Tom Banse
Northwest News Network
In this file photo Trump supporter Donald Sawyer shows his colors on the Sunday before Idaho Republicans voted in their presidential primary.

"He lived a hardscrabble life in a rusty steel town. John Kasich never gives up."

An hour after that campaign ad aired on Portland radio Wednesday afternoon, Ohio Gov. John Kasich did give up, pulling the plug on his presidential campaign. 

Now that Donald Trump’s last two GOP rivals have dropped out, Republicans in the northwest are re-aligning. Oregon and Washington have presidential primaries this month. Campaign appearances in the northwest for Kasich and Sen. Ted Cruz had just been announced Tuesday. Cruz's events were quickly canceled after he suspended his campaign.

The news didn't faze the Portland host of the Lars Larson show. He endorsed Trump two months ago.

"When it comes to cutting business deals," Larson told his audience, "I don't think anybody ever gets the better of a business deal with Donald Trump."

Disappointment from a Kasich supporter

Of course, not all Oregon conservatives are in Trump's camp.
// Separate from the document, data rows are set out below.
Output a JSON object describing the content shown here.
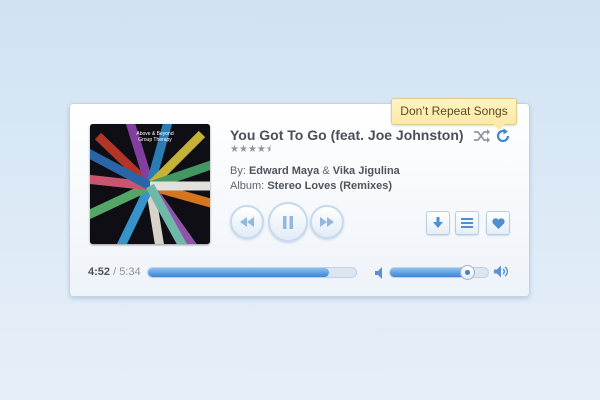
{
  "tooltip": {
    "text": "Don’t Repeat Songs"
  },
  "track": {
    "title": "You Got To Go (feat. Joe Johnston)",
    "rating": 4.5,
    "rating_max": 5,
    "artist_label": "By:",
    "artists": [
      "Edward Maya",
      "Vika Jigulina"
    ],
    "artist_separator": "&",
    "album_label": "Album:",
    "album": "Stereo Loves (Remixes)"
  },
  "album_art": {
    "caption": "Above & Beyond Group Therapy"
  },
  "time": {
    "current": "4:52",
    "separator": "/",
    "total": "5:34"
  },
  "progress": {
    "fraction": 0.87
  },
  "volume": {
    "fraction": 0.8
  },
  "icons": {
    "shuffle": "shuffle-icon",
    "repeat": "repeat-icon",
    "rewind": "rewind-icon",
    "pause": "pause-icon",
    "fast_forward": "fast-forward-icon",
    "download": "download-icon",
    "playlist": "playlist-icon",
    "love": "heart-icon",
    "volume_low": "volume-low-icon",
    "volume_high": "volume-high-icon"
  },
  "colors": {
    "accent": "#3c84d4",
    "tooltip_bg": "#fbe9a6"
  }
}
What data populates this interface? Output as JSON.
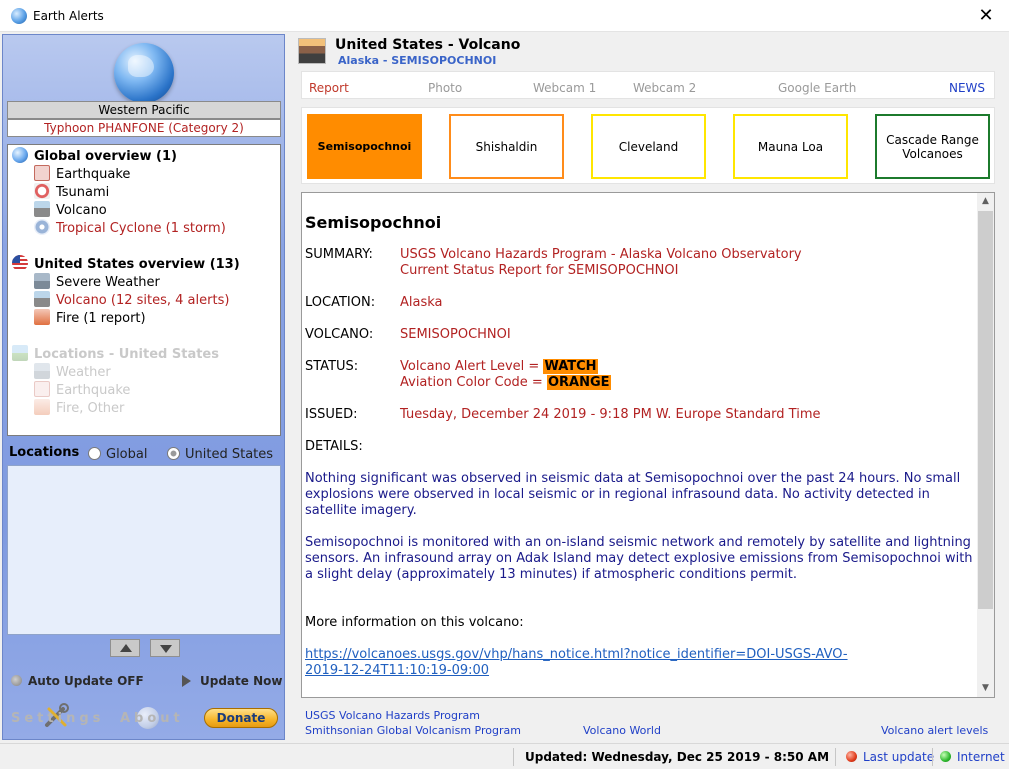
{
  "window": {
    "title": "Earth Alerts",
    "close_label": "✕"
  },
  "left": {
    "region": "Western Pacific",
    "storm": "Typhoon PHANFONE (Category 2)",
    "tree": {
      "global_overview": "Global overview (1)",
      "earthquake": "Earthquake",
      "tsunami": "Tsunami",
      "volcano": "Volcano",
      "tropical_cyclone": "Tropical Cyclone (1 storm)",
      "us_overview": "United States overview (13)",
      "severe_weather": "Severe Weather",
      "us_volcano": "Volcano (12 sites, 4 alerts)",
      "fire": "Fire (1 report)",
      "locations_us": "Locations - United States",
      "loc_weather": "Weather",
      "loc_earthquake": "Earthquake",
      "loc_fire": "Fire, Other"
    },
    "locations": {
      "label": "Locations",
      "radio_global": "Global",
      "radio_us": "United States",
      "selected": "United States"
    },
    "controls": {
      "auto_update": "Auto Update OFF",
      "update_now": "Update Now",
      "settings": "Settings",
      "about": "About",
      "donate": "Donate"
    }
  },
  "header": {
    "title": "United States - Volcano",
    "subtitle": "Alaska - SEMISOPOCHNOI"
  },
  "tabs": [
    {
      "label": "Report",
      "active": true
    },
    {
      "label": "Photo"
    },
    {
      "label": "Webcam 1"
    },
    {
      "label": "Webcam 2"
    },
    {
      "label": "Google Earth"
    },
    {
      "label": "NEWS"
    }
  ],
  "sites": [
    {
      "label": "Semisopochnoi",
      "color": "#ff8c00",
      "selected": true
    },
    {
      "label": "Shishaldin",
      "color": "#ff8c1a"
    },
    {
      "label": "Cleveland",
      "color": "#ffe600"
    },
    {
      "label": "Mauna Loa",
      "color": "#ffe600"
    },
    {
      "label": "Cascade Range Volcanoes",
      "color": "#1c7a2c"
    }
  ],
  "report": {
    "heading": "Semisopochnoi",
    "summary_label": "SUMMARY:",
    "summary_line1": "USGS Volcano Hazards Program - Alaska Volcano Observatory",
    "summary_line2": "Current Status Report for SEMISOPOCHNOI",
    "location_label": "LOCATION:",
    "location": "Alaska",
    "volcano_label": "VOLCANO:",
    "volcano": "SEMISOPOCHNOI",
    "status_label": "STATUS:",
    "alert_level_prefix": "Volcano Alert Level = ",
    "alert_level": "WATCH",
    "color_code_prefix": "Aviation Color Code = ",
    "color_code": "ORANGE",
    "issued_label": "ISSUED:",
    "issued": "Tuesday, December 24 2019 - 9:18 PM W. Europe Standard Time",
    "details_label": "DETAILS:",
    "details_1": "Nothing significant was observed in seismic data at Semisopochnoi over the past 24 hours. No small explosions were observed in local seismic or in regional infrasound data. No activity detected in satellite imagery.",
    "details_2": "Semisopochnoi is monitored with an on-island seismic network and remotely by satellite and lightning sensors. An infrasound array on Adak Island may detect explosive emissions from Semisopochnoi with a slight delay (approximately 13 minutes) if atmospheric conditions permit.",
    "more_info": "More information on this volcano:",
    "link": "https://volcanoes.usgs.gov/vhp/hans_notice.html?notice_identifier=DOI-USGS-AVO-2019-12-24T11:10:19-09:00"
  },
  "footer_links": {
    "usgs": "USGS Volcano Hazards Program",
    "smithsonian": "Smithsonian Global Volcanism Program",
    "volcano_world": "Volcano World",
    "alert_levels": "Volcano alert levels"
  },
  "status": {
    "updated": "Updated: Wednesday, Dec 25 2019 - 8:50 AM",
    "last_update": "Last update",
    "internet": "Internet"
  }
}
Former GOP state lawmaker Bruce Starr served on Kasich's Oregon leadership team. Starr says Kasich's decision to end his campaign came as a disappointment.

"There's no question from my perspective that Governor Kasich's the best choice to be president of the United States," Starr said, calling Kasich "the only Republican candidate that beats Hillary Clinton in a head-to-head."
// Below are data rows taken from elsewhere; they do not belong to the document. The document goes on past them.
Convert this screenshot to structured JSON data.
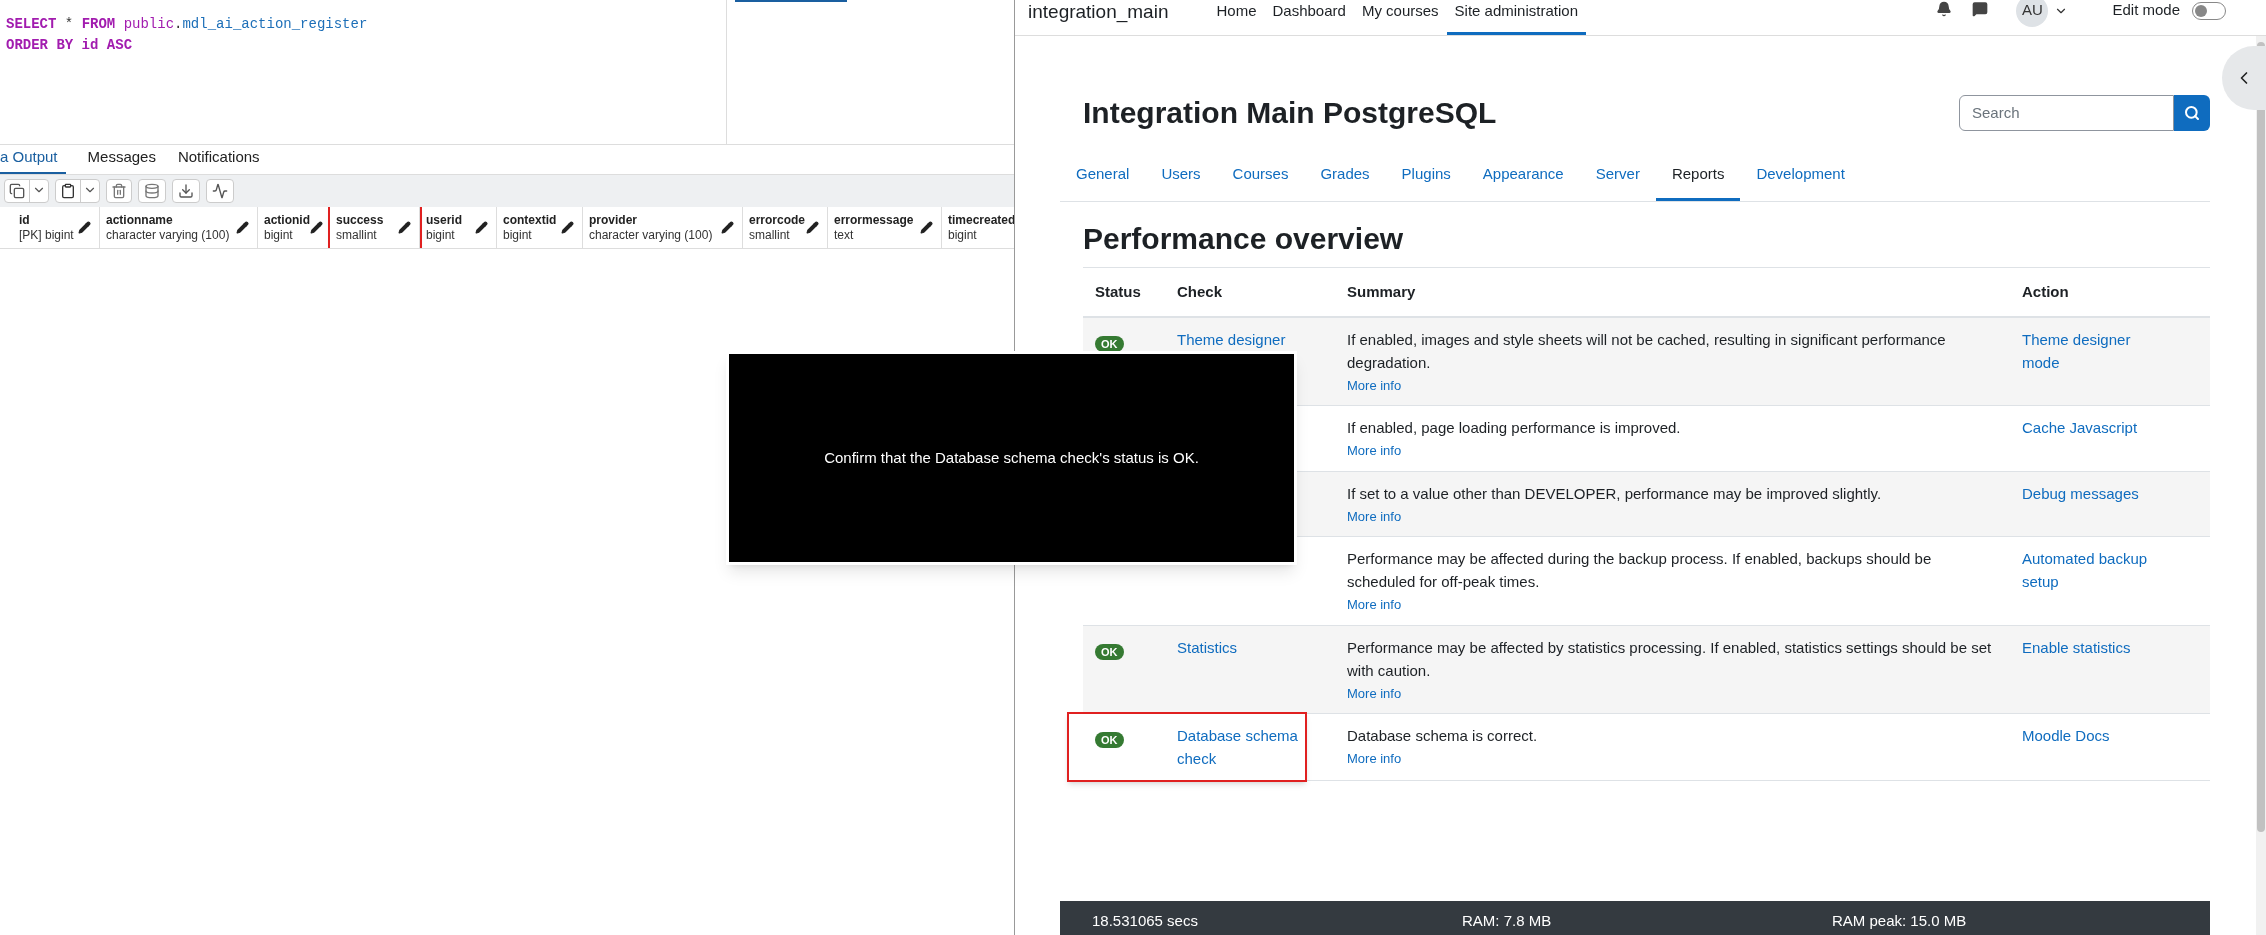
{
  "query_tool": {
    "sql_lines": [
      [
        {
          "kind": "keyword",
          "text": "SELECT"
        },
        {
          "kind": "plain",
          "text": " *"
        },
        {
          "kind": "keyword",
          "text": " FROM"
        },
        {
          "kind": "schema",
          "text": " public"
        },
        {
          "kind": "plain",
          "text": "."
        },
        {
          "kind": "ident",
          "text": "mdl_ai_action_register"
        }
      ],
      [
        {
          "kind": "keyword",
          "text": "ORDER BY"
        },
        {
          "kind": "keyword",
          "text": " id"
        },
        {
          "kind": "keyword",
          "text": " ASC"
        }
      ]
    ],
    "output_tabs": [
      {
        "label": "a Output",
        "selected": true
      },
      {
        "label": "Messages",
        "selected": false
      },
      {
        "label": "Notifications",
        "selected": false
      }
    ],
    "columns": [
      {
        "name": "id",
        "type": "[PK] bigint",
        "highlighted": false
      },
      {
        "name": "actionname",
        "type": "character varying (100)",
        "highlighted": false
      },
      {
        "name": "actionid",
        "type": "bigint",
        "highlighted": false
      },
      {
        "name": "success",
        "type": "smallint",
        "highlighted": true
      },
      {
        "name": "userid",
        "type": "bigint",
        "highlighted": false
      },
      {
        "name": "contextid",
        "type": "bigint",
        "highlighted": false
      },
      {
        "name": "provider",
        "type": "character varying (100)",
        "highlighted": false
      },
      {
        "name": "errorcode",
        "type": "smallint",
        "highlighted": false
      },
      {
        "name": "errormessage",
        "type": "text",
        "highlighted": false
      },
      {
        "name": "timecreated",
        "type": "bigint",
        "highlighted": false
      }
    ]
  },
  "site": {
    "brand": "integration_main",
    "nav": [
      {
        "label": "Home",
        "selected": false
      },
      {
        "label": "Dashboard",
        "selected": false
      },
      {
        "label": "My courses",
        "selected": false
      },
      {
        "label": "Site administration",
        "selected": true
      }
    ],
    "avatar": "AU",
    "edit_mode": {
      "label": "Edit mode",
      "on": false
    },
    "title": "Integration Main PostgreSQL",
    "search": {
      "placeholder": "Search"
    },
    "tabs": [
      {
        "label": "General",
        "selected": false
      },
      {
        "label": "Users",
        "selected": false
      },
      {
        "label": "Courses",
        "selected": false
      },
      {
        "label": "Grades",
        "selected": false
      },
      {
        "label": "Plugins",
        "selected": false
      },
      {
        "label": "Appearance",
        "selected": false
      },
      {
        "label": "Server",
        "selected": false
      },
      {
        "label": "Reports",
        "selected": true
      },
      {
        "label": "Development",
        "selected": false
      }
    ],
    "heading": "Performance overview",
    "table": {
      "columns": [
        "Status",
        "Check",
        "Summary",
        "Action"
      ],
      "rows": [
        {
          "status": "OK",
          "check": "Theme designer",
          "summary": "If enabled, images and style sheets will not be cached, resulting in significant performance degradation.",
          "more": "More info",
          "action": "Theme designer mode",
          "highlighted": false
        },
        {
          "summary": "If enabled, page loading performance is improved.",
          "more": "More info",
          "action": "Cache Javascript",
          "highlighted": false
        },
        {
          "summary": "If set to a value other than DEVELOPER, performance may be improved slightly.",
          "more": "More info",
          "action": "Debug messages",
          "highlighted": false
        },
        {
          "summary": "Performance may be affected during the backup process. If enabled, backups should be scheduled for off-peak times.",
          "more": "More info",
          "action": "Automated backup setup",
          "highlighted": false
        },
        {
          "status": "OK",
          "check": "Statistics",
          "summary": "Performance may be affected by statistics processing. If enabled, statistics settings should be set with caution.",
          "more": "More info",
          "action": "Enable statistics",
          "highlighted": false
        },
        {
          "status": "OK",
          "check": "Database schema check",
          "summary": "Database schema is correct.",
          "more": "More info",
          "action": "Moodle Docs",
          "highlighted": true
        }
      ]
    },
    "footer": [
      "18.531065 secs",
      "RAM: 7.8 MB",
      "RAM peak: 15.0 MB"
    ]
  },
  "overlay": {
    "message": "Confirm that the Database schema check's status is OK."
  }
}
Starr says he won't rule out eventually throwing his support behind Trump, who is assured of the GOP nomination by this point. But Starr says to get his support, the New York billionaire would have to surround himself with seasoned, high-quality advisors.

"If he does that, then not only can I see myself voting for him," said Starr, "but I see potentially other Republicans who quite honestly were supporting other for him."
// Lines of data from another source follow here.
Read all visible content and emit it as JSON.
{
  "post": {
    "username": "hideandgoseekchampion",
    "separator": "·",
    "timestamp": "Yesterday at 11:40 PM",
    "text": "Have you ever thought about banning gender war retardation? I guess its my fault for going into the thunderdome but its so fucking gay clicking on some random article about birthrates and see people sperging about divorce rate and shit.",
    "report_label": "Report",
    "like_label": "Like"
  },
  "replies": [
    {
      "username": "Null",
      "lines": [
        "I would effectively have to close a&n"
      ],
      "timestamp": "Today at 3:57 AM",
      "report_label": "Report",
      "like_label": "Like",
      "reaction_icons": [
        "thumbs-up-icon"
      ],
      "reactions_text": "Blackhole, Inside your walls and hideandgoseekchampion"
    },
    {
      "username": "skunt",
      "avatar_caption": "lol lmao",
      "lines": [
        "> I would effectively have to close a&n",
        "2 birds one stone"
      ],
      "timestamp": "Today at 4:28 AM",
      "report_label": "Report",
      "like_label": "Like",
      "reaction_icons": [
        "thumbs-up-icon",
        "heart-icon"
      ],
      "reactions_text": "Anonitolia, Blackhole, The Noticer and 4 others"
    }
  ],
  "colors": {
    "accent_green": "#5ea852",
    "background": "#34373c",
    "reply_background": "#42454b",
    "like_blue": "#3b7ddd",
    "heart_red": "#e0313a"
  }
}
Kasich-Cruz alliance wasn't enough

Kasich made news in Oregon last month when he and Ted Cruz announced a deal. Kasich’s campaign pulled back in Indiana in exchange for Cruz stepping aside in Oregon and New Mexico. That didn’t dampen the enthusiasm of Cruz supporters in Oregon such as GOP state Representative Bill Post. But with Cruz's sudden departure from the race, Post knew it was time to act.

In a live internet broadcast Wednesday, Post took a Ted Cruz campaign sign off his pickup truck.

"Okay, well there it is," Post told his viewers. "Another failed candidacy. It seems like I'm doing this all the time."

Post had been a supporter of Rick Perry until the former Texas Governor dropped out. With his second choice also gone, Post told viewers he isn't on what he called the "Trump train." But he said he was afraid that Republicans who dislike Trump won't vote at all and will therefore hurt GOP candidates in state and local races in the fall.

"If you are so angry at the Donald Trump nomination that it makes you stay home for all the other elections," Post said, "you are worse than Donald Trump."

A poll of Republican voters in Oregon showed Trump easily outpacing Kasich and Cruz last month. But Oregon as whole isn’t likely to throw its support behind Trump in November. The last Republican to win the state's electoral college votes was Ronald Reagan in 1984.